“(One challenge) is simply that all of this work has to be done without human supervision,” said Jones. “Do we do that by remote control? Do we do it semi-autonomously? Do we do that completely autonomously? There are varying grades of human involvement.”
Neptec will be creating software that will control the functions of the new equipment. Jones said there will be a need for technologies such as PROMPT because transporting items you might need in space off the planet is expensive.

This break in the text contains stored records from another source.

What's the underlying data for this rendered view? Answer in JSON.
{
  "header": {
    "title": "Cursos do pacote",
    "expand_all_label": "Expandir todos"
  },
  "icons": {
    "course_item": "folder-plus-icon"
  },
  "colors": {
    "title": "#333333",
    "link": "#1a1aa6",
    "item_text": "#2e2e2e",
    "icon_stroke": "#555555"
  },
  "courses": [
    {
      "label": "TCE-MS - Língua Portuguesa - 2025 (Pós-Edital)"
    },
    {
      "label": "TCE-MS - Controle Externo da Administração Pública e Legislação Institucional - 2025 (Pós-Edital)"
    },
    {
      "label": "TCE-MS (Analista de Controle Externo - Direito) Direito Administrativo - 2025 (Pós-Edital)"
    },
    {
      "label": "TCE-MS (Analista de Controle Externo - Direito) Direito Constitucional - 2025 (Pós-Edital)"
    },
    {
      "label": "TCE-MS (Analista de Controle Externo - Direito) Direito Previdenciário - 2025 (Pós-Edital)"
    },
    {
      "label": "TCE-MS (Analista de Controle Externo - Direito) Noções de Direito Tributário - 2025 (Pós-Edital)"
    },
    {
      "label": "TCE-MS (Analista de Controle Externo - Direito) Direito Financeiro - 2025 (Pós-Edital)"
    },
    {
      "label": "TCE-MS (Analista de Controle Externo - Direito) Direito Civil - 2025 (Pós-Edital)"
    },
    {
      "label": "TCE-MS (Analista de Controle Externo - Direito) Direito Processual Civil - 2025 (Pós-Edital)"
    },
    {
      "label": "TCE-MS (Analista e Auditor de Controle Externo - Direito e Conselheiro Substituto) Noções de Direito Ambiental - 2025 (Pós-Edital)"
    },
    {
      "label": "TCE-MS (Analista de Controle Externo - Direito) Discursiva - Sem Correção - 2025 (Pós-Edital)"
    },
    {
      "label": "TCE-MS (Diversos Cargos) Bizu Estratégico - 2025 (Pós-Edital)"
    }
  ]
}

A better plan might be to manufacture items using resources found at your destination.
“PROMPT is a very early step towards having technology that will allow that kind of in situ resources utilization,” said Jones.
Since December, the Canadian Space Agency has been on the lookout for companies that can fulfill a contract that included a need for “Deep-Space Exploration Robotics.”
The goal of the contract would be to “develop a concept of a potential Canadian contribution to future exploration missions,” said Gilles Leclerc, director of space exploration at the CSA.
Link to original story (accessed on 11 April 2016)
Neptec congratulates Deltion Innovations, Ltd. on being awarded a contract for PROMPT by the Canadian Space Agency. Neptec is pleased to be their partner in developing this unique tool for space mining.
For more information and to read the Deltion Press Release, please click here.